What you should do => Make an exact copy of the entries, taking out every picture.

Provided records =>
- - - - -
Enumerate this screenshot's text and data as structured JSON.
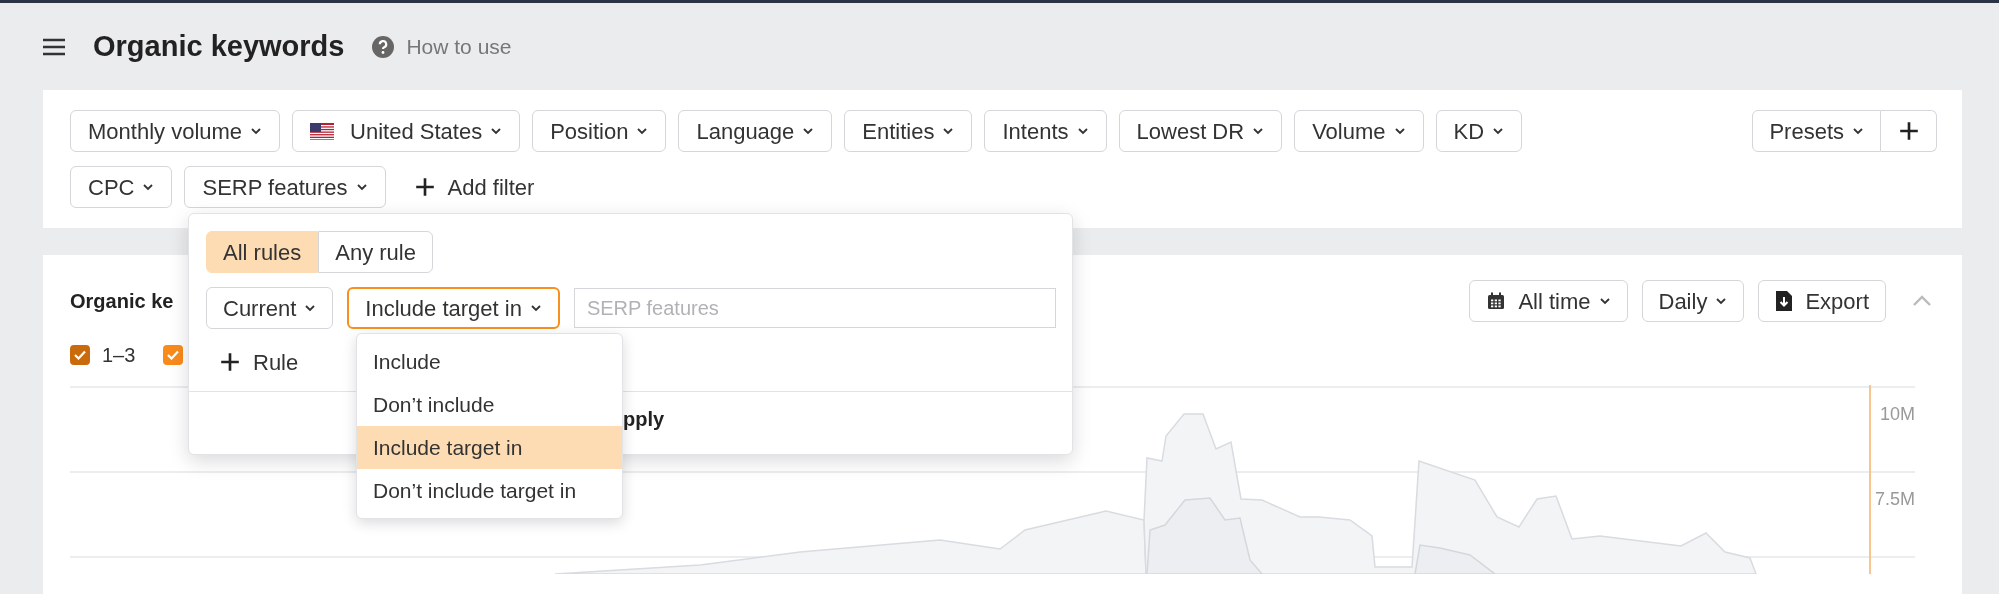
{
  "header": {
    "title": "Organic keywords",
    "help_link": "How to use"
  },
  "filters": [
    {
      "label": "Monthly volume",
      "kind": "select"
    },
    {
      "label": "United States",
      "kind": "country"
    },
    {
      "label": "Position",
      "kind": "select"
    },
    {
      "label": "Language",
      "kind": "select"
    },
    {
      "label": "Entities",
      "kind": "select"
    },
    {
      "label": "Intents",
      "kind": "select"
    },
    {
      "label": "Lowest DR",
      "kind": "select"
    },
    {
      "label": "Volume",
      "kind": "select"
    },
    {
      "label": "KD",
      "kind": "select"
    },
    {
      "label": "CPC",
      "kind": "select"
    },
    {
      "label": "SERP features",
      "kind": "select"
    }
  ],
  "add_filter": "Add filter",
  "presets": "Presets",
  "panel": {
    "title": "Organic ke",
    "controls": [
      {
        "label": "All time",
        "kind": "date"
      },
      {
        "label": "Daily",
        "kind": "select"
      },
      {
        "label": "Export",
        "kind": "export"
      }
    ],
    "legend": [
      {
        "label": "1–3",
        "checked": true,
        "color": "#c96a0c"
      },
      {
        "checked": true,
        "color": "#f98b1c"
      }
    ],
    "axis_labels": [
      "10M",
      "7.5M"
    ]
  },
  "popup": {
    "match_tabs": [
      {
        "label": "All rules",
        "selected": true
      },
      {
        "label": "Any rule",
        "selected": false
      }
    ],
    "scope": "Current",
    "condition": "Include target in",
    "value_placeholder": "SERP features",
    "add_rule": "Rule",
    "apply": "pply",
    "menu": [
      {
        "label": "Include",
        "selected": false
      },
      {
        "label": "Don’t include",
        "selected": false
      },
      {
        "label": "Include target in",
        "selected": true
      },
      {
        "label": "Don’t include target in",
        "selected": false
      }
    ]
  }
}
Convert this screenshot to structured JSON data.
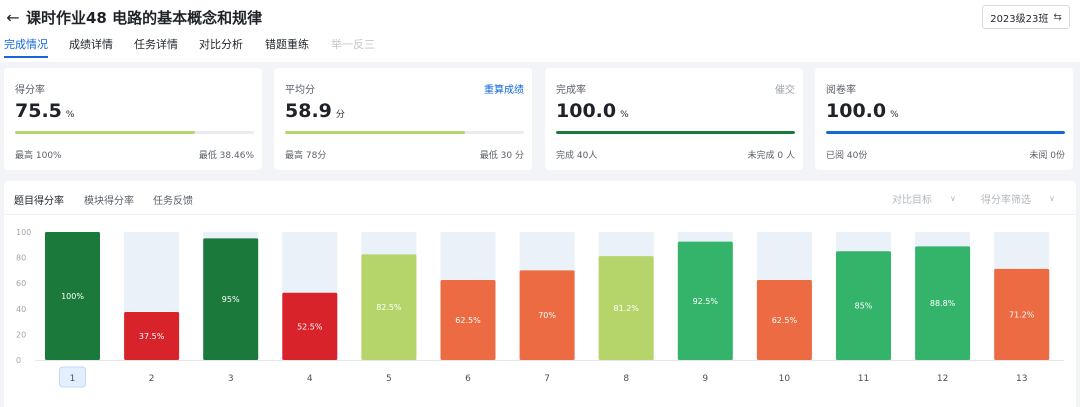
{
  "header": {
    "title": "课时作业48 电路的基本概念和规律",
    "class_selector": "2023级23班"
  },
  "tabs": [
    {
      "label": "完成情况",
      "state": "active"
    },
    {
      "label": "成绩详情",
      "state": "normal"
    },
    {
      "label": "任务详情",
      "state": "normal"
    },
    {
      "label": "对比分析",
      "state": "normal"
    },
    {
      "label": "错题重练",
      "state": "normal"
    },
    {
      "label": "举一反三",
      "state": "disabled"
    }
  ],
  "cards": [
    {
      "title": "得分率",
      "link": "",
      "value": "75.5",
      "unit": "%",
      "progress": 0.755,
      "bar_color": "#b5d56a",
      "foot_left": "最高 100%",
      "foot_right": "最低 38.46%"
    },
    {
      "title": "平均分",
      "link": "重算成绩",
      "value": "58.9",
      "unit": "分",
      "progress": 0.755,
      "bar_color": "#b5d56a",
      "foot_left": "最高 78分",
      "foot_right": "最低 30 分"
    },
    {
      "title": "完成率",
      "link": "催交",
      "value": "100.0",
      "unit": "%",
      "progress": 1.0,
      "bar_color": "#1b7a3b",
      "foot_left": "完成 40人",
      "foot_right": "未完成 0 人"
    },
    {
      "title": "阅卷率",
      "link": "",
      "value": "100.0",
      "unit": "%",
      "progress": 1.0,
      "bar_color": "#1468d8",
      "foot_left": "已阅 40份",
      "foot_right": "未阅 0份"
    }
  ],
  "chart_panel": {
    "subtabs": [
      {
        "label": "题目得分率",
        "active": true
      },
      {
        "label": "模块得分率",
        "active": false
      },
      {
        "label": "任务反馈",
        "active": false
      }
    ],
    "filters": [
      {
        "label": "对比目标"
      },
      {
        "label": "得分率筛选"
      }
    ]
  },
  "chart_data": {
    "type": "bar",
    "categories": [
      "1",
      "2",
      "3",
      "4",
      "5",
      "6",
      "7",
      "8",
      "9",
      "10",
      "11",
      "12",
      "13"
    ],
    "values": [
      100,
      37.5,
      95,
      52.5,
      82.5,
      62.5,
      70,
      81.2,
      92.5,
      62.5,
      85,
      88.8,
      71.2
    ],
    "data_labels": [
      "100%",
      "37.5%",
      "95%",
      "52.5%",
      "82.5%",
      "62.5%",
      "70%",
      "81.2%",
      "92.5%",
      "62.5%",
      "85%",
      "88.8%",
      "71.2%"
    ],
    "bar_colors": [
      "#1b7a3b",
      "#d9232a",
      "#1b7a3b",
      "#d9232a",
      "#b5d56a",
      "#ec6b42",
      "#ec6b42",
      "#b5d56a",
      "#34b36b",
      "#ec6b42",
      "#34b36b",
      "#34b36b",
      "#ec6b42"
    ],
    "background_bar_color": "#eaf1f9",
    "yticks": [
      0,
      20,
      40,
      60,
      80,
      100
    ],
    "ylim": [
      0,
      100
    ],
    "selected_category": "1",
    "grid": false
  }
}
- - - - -
The answer =>
Enumerate this screenshot's text and data as structured JSON.
{
  "header": {
    "title": "Organic keywords",
    "help_link": "How to use"
  },
  "filters": [
    {
      "label": "Monthly volume",
      "kind": "select"
    },
    {
      "label": "United States",
      "kind": "country"
    },
    {
      "label": "Position",
      "kind": "select"
    },
    {
      "label": "Language",
      "kind": "select"
    },
    {
      "label": "Entities",
      "kind": "select"
    },
    {
      "label": "Intents",
      "kind": "select"
    },
    {
      "label": "Lowest DR",
      "kind": "select"
    },
    {
      "label": "Volume",
      "kind": "select"
    },
    {
      "label": "KD",
      "kind": "select"
    },
    {
      "label": "CPC",
      "kind": "select"
    },
    {
      "label": "SERP features",
      "kind": "select"
    }
  ],
  "add_filter": "Add filter",
  "presets": "Presets",
  "panel": {
    "title": "Organic ke",
    "controls": [
      {
        "label": "All time",
        "kind": "date"
      },
      {
        "label": "Daily",
        "kind": "select"
      },
      {
        "label": "Export",
        "kind": "export"
      }
    ],
    "legend": [
      {
        "label": "1–3",
        "checked": true,
        "color": "#c96a0c"
      },
      {
        "checked": true,
        "color": "#f98b1c"
      }
    ],
    "axis_labels": [
      "10M",
      "7.5M"
    ]
  },
  "popup": {
    "match_tabs": [
      {
        "label": "All rules",
        "selected": true
      },
      {
        "label": "Any rule",
        "selected": false
      }
    ],
    "scope": "Current",
    "condition": "Include target in",
    "value_placeholder": "SERP features",
    "add_rule": "Rule",
    "apply": "pply",
    "menu": [
      {
        "label": "Include",
        "selected": false
      },
      {
        "label": "Don’t include",
        "selected": false
      },
      {
        "label": "Include target in",
        "selected": true
      },
      {
        "label": "Don’t include target in",
        "selected": false
      }
    ]
  }
}
Convert this screenshot to structured JSON data.
{
  "header": {
    "title": "课时作业48 电路的基本概念和规律",
    "class_selector": "2023级23班"
  },
  "tabs": [
    {
      "label": "完成情况",
      "state": "active"
    },
    {
      "label": "成绩详情",
      "state": "normal"
    },
    {
      "label": "任务详情",
      "state": "normal"
    },
    {
      "label": "对比分析",
      "state": "normal"
    },
    {
      "label": "错题重练",
      "state": "normal"
    },
    {
      "label": "举一反三",
      "state": "disabled"
    }
  ],
  "cards": [
    {
      "title": "得分率",
      "link": "",
      "value": "75.5",
      "unit": "%",
      "progress": 0.755,
      "bar_color": "#b5d56a",
      "foot_left": "最高 100%",
      "foot_right": "最低 38.46%"
    },
    {
      "title": "平均分",
      "link": "重算成绩",
      "value": "58.9",
      "unit": "分",
      "progress": 0.755,
      "bar_color": "#b5d56a",
      "foot_left": "最高 78分",
      "foot_right": "最低 30 分"
    },
    {
      "title": "完成率",
      "link": "催交",
      "value": "100.0",
      "unit": "%",
      "progress": 1.0,
      "bar_color": "#1b7a3b",
      "foot_left": "完成 40人",
      "foot_right": "未完成 0 人"
    },
    {
      "title": "阅卷率",
      "link": "",
      "value": "100.0",
      "unit": "%",
      "progress": 1.0,
      "bar_color": "#1468d8",
      "foot_left": "已阅 40份",
      "foot_right": "未阅 0份"
    }
  ],
  "chart_panel": {
    "subtabs": [
      {
        "label": "题目得分率",
        "active": true
      },
      {
        "label": "模块得分率",
        "active": false
      },
      {
        "label": "任务反馈",
        "active": false
      }
    ],
    "filters": [
      {
        "label": "对比目标"
      },
      {
        "label": "得分率筛选"
      }
    ]
  },
  "chart_data": {
    "type": "bar",
    "categories": [
      "1",
      "2",
      "3",
      "4",
      "5",
      "6",
      "7",
      "8",
      "9",
      "10",
      "11",
      "12",
      "13"
    ],
    "values": [
      100,
      37.5,
      95,
      52.5,
      82.5,
      62.5,
      70,
      81.2,
      92.5,
      62.5,
      85,
      88.8,
      71.2
    ],
    "data_labels": [
      "100%",
      "37.5%",
      "95%",
      "52.5%",
      "82.5%",
      "62.5%",
      "70%",
      "81.2%",
      "92.5%",
      "62.5%",
      "85%",
      "88.8%",
      "71.2%"
    ],
    "bar_colors": [
      "#1b7a3b",
      "#d9232a",
      "#1b7a3b",
      "#d9232a",
      "#b5d56a",
      "#ec6b42",
      "#ec6b42",
      "#b5d56a",
      "#34b36b",
      "#ec6b42",
      "#34b36b",
      "#34b36b",
      "#ec6b42"
    ],
    "background_bar_color": "#eaf1f9",
    "yticks": [
      0,
      20,
      40,
      60,
      80,
      100
    ],
    "ylim": [
      0,
      100
    ],
    "selected_category": "1",
    "grid": false
  }
}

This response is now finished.